CONCLUSION

So how about us? Where do we stand when it comes to living by our faith so as to make choices that prove God is more important to us than our loved ones and our earthly treasures? Do our life choices reflect this kind of attitude or do they reflect that Christ is not really our greatest treasure and pleasure in life? Do our bank accounts, purchases, investments, relationships, dreams, ambitions, priorities, TV & movie viewing habits, internet surfing, hobbies, church attendance, work ethic, ministry involvement, time spent sharing the gospel with others, and the effort we invest in our Bibles and prayer demonstrate that God is our greatest treasure and pleasure or that our greatest treasure and pleasure in life has very little to do with God at all?

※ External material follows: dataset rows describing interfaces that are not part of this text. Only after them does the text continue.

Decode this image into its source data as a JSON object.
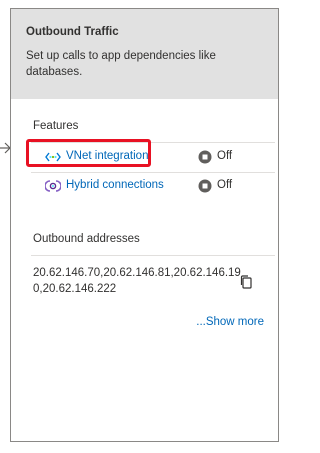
{
  "header": {
    "title": "Outbound Traffic",
    "description": "Set up calls to app dependencies like databases."
  },
  "features": {
    "label": "Features",
    "items": [
      {
        "name": "VNet integration",
        "status": "Off",
        "icon": "vnet-icon"
      },
      {
        "name": "Hybrid connections",
        "status": "Off",
        "icon": "hybrid-connections-icon"
      }
    ]
  },
  "outbound": {
    "label": "Outbound addresses",
    "addresses": "20.62.146.70,20.62.146.81,20.62.146.190,20.62.146.222",
    "show_more": "...Show more"
  },
  "colors": {
    "link": "#0067b8",
    "highlight": "#e81123",
    "header_bg": "#e1e1e1"
  }
}
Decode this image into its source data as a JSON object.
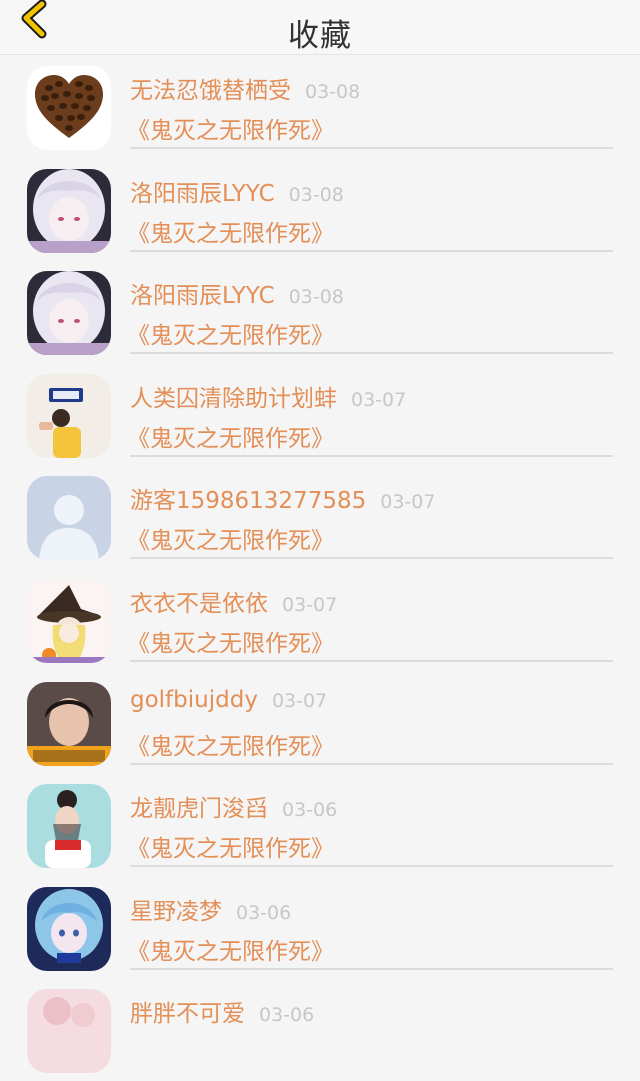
{
  "header": {
    "title": "收藏"
  },
  "items": [
    {
      "name": "无法忍饿替栖受",
      "date": "03-08",
      "book": "《鬼灭之无限作死》",
      "avatar_icon": "heart-coffee-beans-avatar"
    },
    {
      "name": "洛阳雨辰LYYC",
      "date": "03-08",
      "book": "《鬼灭之无限作死》",
      "avatar_icon": "anime-white-hair-avatar"
    },
    {
      "name": "洛阳雨辰LYYC",
      "date": "03-08",
      "book": "《鬼灭之无限作死》",
      "avatar_icon": "anime-white-hair-avatar"
    },
    {
      "name": "人类囚清除助计划蚌",
      "date": "03-07",
      "book": "《鬼灭之无限作死》",
      "avatar_icon": "person-fila-avatar"
    },
    {
      "name": "游客1598613277585",
      "date": "03-07",
      "book": "《鬼灭之无限作死》",
      "avatar_icon": "default-user-avatar"
    },
    {
      "name": "衣衣不是依依",
      "date": "03-07",
      "book": "《鬼灭之无限作死》",
      "avatar_icon": "witch-girl-avatar"
    },
    {
      "name": "golfbiujddy",
      "date": "03-07",
      "book": "《鬼灭之无限作死》",
      "avatar_icon": "boy-photo-avatar"
    },
    {
      "name": "龙靓虎门浚舀",
      "date": "03-06",
      "book": "《鬼灭之无限作死》",
      "avatar_icon": "girl-red-scarf-avatar"
    },
    {
      "name": "星野凌梦",
      "date": "03-06",
      "book": "《鬼灭之无限作死》",
      "avatar_icon": "blue-hair-anime-avatar"
    },
    {
      "name": "胖胖不可爱",
      "date": "03-06",
      "book": "",
      "avatar_icon": "pink-avatar"
    }
  ],
  "colors": {
    "accent": "#e38f57",
    "date": "#c7c7c7",
    "back_arrow": "#f2c300"
  }
}
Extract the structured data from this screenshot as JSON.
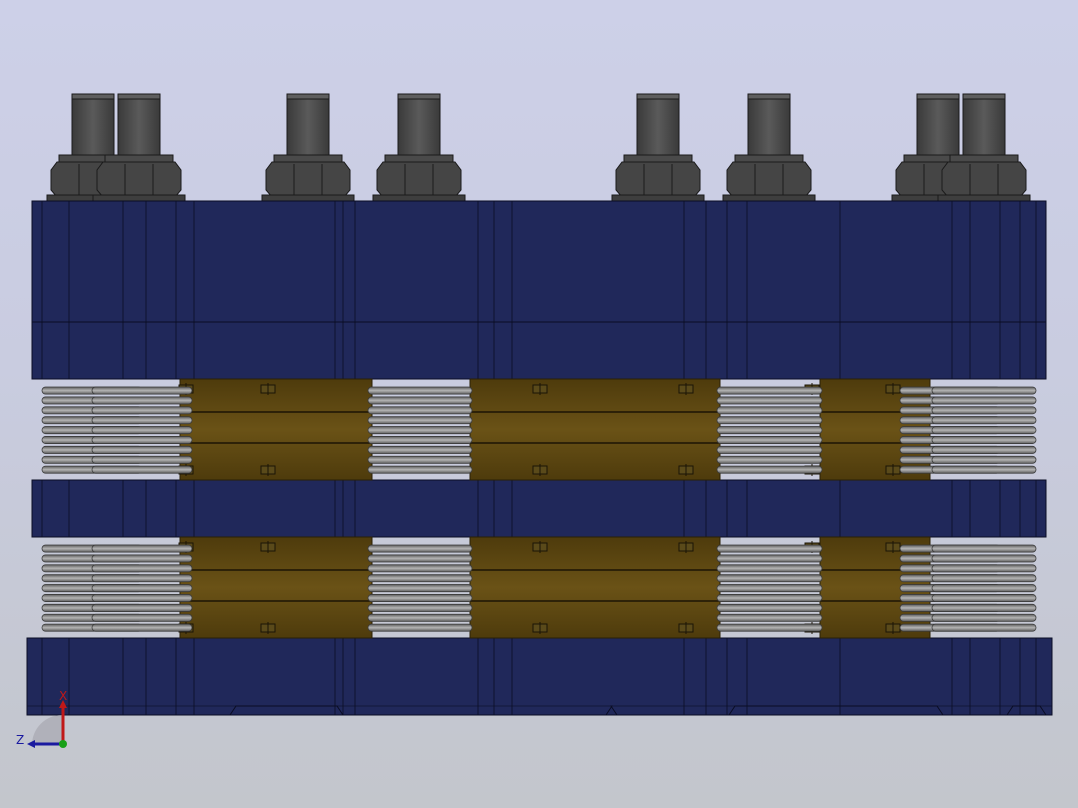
{
  "viewport": {
    "background_top": "#cdd0e8",
    "background_bottom": "#c3c6cc"
  },
  "model": {
    "plate_color": "#20285a",
    "plate_edge_color": "#0a0d24",
    "bushing_color": "#5a4410",
    "spring_color": "#8c8c8c",
    "bolt_color": "#454545"
  },
  "triad": {
    "x_label": "X",
    "z_label": "Z",
    "x_color": "#c01818",
    "z_color": "#1a1aa0",
    "y_color": "#18a018"
  }
}
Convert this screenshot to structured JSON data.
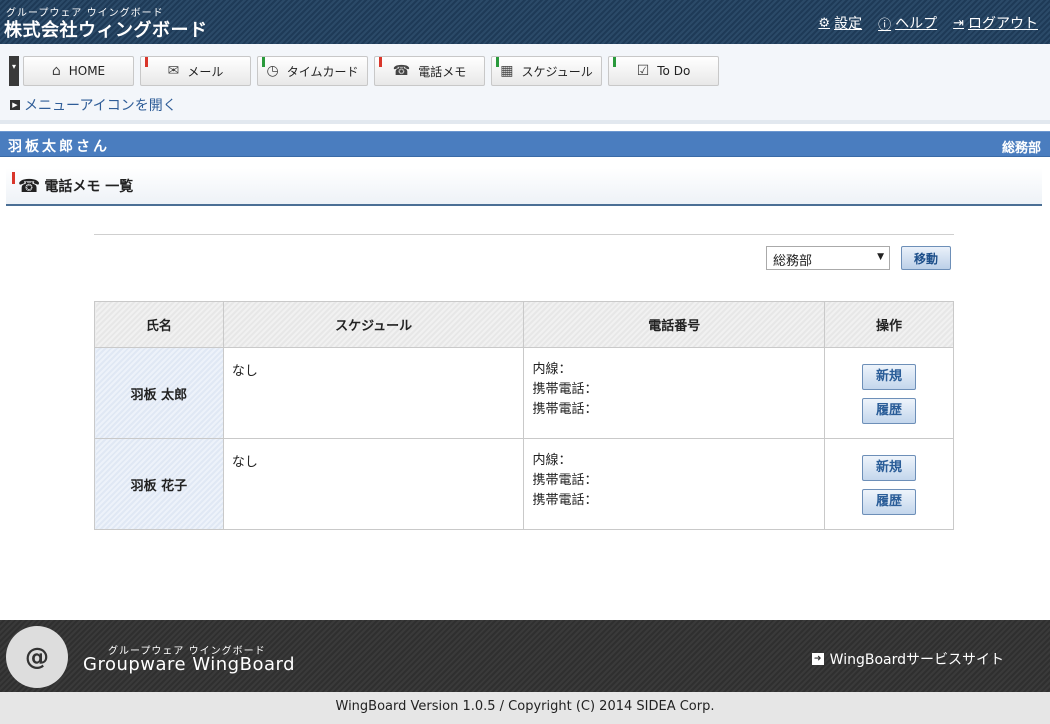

Those who live by their faith will say “Yes, what I choose to do with my time, my money, my possessions, my relationships, and everything in my life is all about pursuing and demonstrating to others that Jesus Christ is my greatest treasure and pleasure in this life and the life to come.

Others of you may say—“No, that is not what my life choices demonstrate at all. In fact, the only thing the choices I have made and am making in life really demonstrate is that I am in love with earthly trinkets and making much of me and my pleasure, my convenience, and my own security. And Mark, I just can’t get a grip on this living for eternity thing because I just can’t see why Christ is so valuable to you. If that’s where you are today—you are exactly right when you say—you can’t see why Christ would be so valuable to those of us who are desiring to live our lives to demonstrate that He is. But you see, the reason why you can’t fathom why anyone would live their life so as to make much of Christ and demonstrate His supremacy over all things is because you can’t see Christ. Look at verse 27. Here is your missing link—you haven’t seen Christ yet. Because if you had seen Him and if you are seeing Him—you’d have no trouble at all understanding what I am talking about.

If this troubles you and you are sitting there wanting to live for something bigger than yourself and more important than earthly trinkets and which won’t wear out, burn out, or rust out—and you are wanting to know the only One Who can give you eternal and abundant life overflowing with joy irregardless of the troubles you face—and you are tired of carrying around a load of guilt that constantly pushes you to try to make yourself acceptable to God and others—You need to get down on your knees and cry out to God to show you Jesus—because once you see Him with the eyes of a new heart that now can see—you’ll never be the same again.

Pursuing the Glory of Christ as though He were the most important pursuit in all the world--Because He Is!

" Looking for the Blessed Hope and the appearing of The Glory of our Great God and Savior, Christ Jesus." Titus 2:13